The most powerful marketing force any business can have is a
string of satisfied clients who are willing, even anxious, to refer
others to that business. Yet many kitchen and bath firms have no
formal strategy for assuring that their customers are going to be
This month, we’ll look at several aspects of developing such a
strategy, including client expectations, communication, dealing
with problems when they arise and keeping in touch with previous
It’s absolutely essential that you manage the expectations
clients have about what your company is capable of doing for them.
The greatest danger here is over promising and then under
To avoid that, the first area to look at is your marketing. What
do you say in your advertising and what’s implied on your Web site?
Are these all really accurate portrayals of your business’
capabilities? If not, you need to either adjust the capabilities or
change your marketing.
One of the surest ways to create positive impressions with
clients is to exceed their expectations. It’s a good idea to price
your projects so that you can take care of the little extras and
“favors” that inevitably come up, without getting out your change
Scheduling is another area where you need to manage client
expectations. If you’ve been realistic with your job schedule and
allowed for some contingencies, it will make it easier to meet or
beat the schedule.
One of the most troublesome areas of client expectations is with
the products and workmanship itself. Here, it is your
responsibility, and to your benefit, to make sure the client is
educated as to what to expect and what industry standards are. For
instance, the finish on the customer’s hardwood floor will not be
comparable to that on the person’s baby grand piano. Wood, tile and
other natural products will have variations in texture and markings
and may take stains differently.
With respect to industry standards, this is a term that many of
us use rather loosely when defending our work. There are, in fact,
industry standards published by various trade groups.
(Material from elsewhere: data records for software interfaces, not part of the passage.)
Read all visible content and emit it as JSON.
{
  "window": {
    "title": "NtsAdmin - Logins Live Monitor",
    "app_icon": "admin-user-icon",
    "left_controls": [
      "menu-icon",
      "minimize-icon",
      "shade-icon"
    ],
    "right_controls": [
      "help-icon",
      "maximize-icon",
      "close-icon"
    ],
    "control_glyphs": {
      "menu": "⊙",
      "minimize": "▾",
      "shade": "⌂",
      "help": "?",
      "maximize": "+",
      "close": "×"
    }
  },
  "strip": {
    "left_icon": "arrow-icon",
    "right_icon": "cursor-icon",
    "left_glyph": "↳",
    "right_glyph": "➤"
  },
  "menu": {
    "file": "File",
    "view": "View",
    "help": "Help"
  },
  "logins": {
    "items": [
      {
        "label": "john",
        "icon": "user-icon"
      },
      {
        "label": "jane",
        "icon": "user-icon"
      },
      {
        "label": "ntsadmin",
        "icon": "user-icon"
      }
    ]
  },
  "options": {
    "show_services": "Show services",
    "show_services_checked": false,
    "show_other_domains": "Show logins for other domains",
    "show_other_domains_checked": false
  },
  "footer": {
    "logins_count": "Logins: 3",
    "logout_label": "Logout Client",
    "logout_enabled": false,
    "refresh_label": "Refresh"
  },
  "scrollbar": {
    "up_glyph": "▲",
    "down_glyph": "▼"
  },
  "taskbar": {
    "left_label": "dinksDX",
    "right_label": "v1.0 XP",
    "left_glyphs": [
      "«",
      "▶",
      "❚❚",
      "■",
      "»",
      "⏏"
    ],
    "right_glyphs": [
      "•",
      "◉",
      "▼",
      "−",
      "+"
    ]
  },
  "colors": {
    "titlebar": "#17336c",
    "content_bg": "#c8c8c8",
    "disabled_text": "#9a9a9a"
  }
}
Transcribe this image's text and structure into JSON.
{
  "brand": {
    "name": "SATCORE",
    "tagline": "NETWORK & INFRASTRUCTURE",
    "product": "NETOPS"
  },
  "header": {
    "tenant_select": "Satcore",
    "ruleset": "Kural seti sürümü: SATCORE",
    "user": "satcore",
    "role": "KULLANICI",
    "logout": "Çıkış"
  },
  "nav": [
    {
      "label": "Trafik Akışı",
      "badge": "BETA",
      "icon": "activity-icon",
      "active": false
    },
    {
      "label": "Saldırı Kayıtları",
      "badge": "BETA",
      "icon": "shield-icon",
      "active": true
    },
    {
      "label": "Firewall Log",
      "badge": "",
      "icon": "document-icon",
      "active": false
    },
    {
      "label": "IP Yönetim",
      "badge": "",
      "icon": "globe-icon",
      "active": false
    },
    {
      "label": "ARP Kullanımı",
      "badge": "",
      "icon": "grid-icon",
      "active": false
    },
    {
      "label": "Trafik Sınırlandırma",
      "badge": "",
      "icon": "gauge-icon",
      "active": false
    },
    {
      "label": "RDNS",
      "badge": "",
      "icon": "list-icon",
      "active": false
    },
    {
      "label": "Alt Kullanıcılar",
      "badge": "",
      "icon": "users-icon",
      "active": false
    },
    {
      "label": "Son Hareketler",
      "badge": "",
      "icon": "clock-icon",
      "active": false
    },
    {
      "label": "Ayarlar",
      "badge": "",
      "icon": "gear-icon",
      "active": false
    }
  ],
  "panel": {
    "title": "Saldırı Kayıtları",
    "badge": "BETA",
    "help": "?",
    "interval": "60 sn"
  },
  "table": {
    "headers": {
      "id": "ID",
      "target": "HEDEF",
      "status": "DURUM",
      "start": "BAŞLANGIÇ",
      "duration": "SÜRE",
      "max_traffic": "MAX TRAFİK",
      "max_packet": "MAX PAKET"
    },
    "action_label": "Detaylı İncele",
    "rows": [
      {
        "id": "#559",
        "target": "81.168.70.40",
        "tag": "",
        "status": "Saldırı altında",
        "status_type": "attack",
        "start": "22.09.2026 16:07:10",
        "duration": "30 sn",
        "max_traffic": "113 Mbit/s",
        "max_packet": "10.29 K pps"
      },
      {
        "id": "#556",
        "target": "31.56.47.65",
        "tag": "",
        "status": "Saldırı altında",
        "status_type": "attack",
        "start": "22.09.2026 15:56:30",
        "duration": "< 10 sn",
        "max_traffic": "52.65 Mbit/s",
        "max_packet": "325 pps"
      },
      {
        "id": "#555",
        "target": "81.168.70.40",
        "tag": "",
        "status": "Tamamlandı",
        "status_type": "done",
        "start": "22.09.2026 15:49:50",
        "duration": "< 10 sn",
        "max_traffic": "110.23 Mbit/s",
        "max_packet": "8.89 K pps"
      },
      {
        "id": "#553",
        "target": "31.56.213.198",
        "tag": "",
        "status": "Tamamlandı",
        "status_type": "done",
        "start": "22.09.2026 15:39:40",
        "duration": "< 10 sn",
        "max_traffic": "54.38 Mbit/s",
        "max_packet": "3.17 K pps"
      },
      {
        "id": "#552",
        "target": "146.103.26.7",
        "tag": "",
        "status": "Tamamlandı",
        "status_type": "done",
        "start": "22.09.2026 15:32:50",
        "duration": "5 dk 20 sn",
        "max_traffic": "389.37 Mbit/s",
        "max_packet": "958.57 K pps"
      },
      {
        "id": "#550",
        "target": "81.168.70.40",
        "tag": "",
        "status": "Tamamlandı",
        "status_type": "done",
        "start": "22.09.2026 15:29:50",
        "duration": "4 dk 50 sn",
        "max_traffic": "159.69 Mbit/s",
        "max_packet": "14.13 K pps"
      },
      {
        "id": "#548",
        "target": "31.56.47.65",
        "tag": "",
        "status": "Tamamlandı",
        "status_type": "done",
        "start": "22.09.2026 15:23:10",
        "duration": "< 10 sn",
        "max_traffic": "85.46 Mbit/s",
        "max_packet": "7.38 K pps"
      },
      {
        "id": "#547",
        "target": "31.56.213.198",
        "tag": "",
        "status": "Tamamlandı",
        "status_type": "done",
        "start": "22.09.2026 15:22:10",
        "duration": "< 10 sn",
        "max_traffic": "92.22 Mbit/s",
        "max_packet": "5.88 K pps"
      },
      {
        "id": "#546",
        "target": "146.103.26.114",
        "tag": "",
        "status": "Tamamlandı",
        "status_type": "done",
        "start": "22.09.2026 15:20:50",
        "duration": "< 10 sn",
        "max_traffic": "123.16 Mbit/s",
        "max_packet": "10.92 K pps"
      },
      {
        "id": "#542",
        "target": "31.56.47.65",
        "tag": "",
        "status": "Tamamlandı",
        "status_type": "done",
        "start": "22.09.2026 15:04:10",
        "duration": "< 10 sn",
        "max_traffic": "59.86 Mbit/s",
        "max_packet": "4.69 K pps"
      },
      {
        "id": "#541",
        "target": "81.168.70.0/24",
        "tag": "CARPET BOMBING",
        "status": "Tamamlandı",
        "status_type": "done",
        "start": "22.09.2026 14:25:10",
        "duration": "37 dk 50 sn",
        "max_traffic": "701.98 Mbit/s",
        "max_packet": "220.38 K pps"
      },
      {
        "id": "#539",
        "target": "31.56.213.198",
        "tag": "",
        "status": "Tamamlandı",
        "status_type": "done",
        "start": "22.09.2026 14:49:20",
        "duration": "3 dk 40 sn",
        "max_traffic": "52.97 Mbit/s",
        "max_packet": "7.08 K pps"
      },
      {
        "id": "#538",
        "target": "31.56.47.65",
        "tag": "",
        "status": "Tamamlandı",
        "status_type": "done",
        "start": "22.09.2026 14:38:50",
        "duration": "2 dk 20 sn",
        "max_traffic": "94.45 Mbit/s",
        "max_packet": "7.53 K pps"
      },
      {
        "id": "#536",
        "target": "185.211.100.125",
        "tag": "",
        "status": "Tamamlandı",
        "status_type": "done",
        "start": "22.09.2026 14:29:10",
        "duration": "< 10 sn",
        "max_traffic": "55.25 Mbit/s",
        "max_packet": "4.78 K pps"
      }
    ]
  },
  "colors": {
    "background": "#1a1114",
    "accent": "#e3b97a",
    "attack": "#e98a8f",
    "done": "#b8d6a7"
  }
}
One of the most appropriate for our type of work is the
Residential Construction Performance Guidelines provided by the
National Association of Home Builders (NAHB). Referencing such a
source for industry standards in your contract can prove extremely
valuable if you ever are involved in a dispute resolution process
with a client.
While we all strive to
avoid any problems with our projects, there are always those
“challenges” on every job. The key to keeping a challenge from
becoming a problem is to make sure that it’s dealt with
If you are aware of a problem, and your client is not, let him
or her know that you are aware of it and that you have a solution
or are working on one. When a client calls your staff with a
concern, make sure you show concern and understand the problem.
Secondly, make sure that your client feels that you have taken over
the solving of whatever problem has been brought to your
One of the most important aspects of customer service is dealing
with voice mail, e-mail or messages. When you receive a message
from a client, particularly if the person seems upset about
something, it’s critical that you respond to the message a quickly
as possible. It’s human nature to stew about a problem until
someone else “takes it over.” Likewise, returning calls from upset
or irate clients is one of the less pleasant parts of any job. But,
experience should tell us that people only get more upset if they
feel they are being ignored.
Finally, it seems that when things start to go wrong on a
project, it often snowballs until nothing is working out. The best
way to prevent this is to immediately give the first problem your
full attention and make sure the project gets back on track.
Keeping in Touch
While the best source of
ongoing business is the referral of satisfied clients,
surprisingly, many of your pervious clients will not be able to
remember even your company name after a couple of years, much less
the designer’s name.
It is important that you set up a strategy to “mine” your
referral base. Some things you should consider implementing are an
annual contact, a newsletter and an “important client list.” All of
these things are fairly easy to manage if you develop a client
database. Most of us probably already have some software in either
our accounting system or e-mail system that can be used for the
maintenance of such a database, allowing you to keep track of all
of the important aspects of a client’s previous job (address,
dates, price, etc).
The power of an annual contact has been driven home to me by a
Twelve years ago, we bought a home through a real estate agent.
Each year on the anniversary of the closing date, we receive a gift
certificate for an ice cream cone at a local ice cream shop. Not
only do we not forget who sold us the home, if we were ever to sell
it, we would certainly return to this agent. In addition, we have
referred friends to her. All of this for the cost of a couple dozen
ice cream cones!
Newsletters also can keep your name in front of your client.
While these are great vehicles for getting your message out and
staying in contact, they can be expensive and time consuming to
A more targeted approach is to maintain a list of important
clients. These are the clients who are most likely to refer future
business to you. Begin the process by having each member of your
staff list five “nominations” for the list based on this criteria.
Then, review the list with your entire staff to finalize it. Post
the list internally (lunch room, etc.) and then develop a plan to
make sure that someone stays in touch with each of these former
In short, make sure potential clients understand realistically
what your capabilities are, meet their expectations and make sure
they are pleased and satisfied with the job you have done.
Then, follow up to maintain the relationship.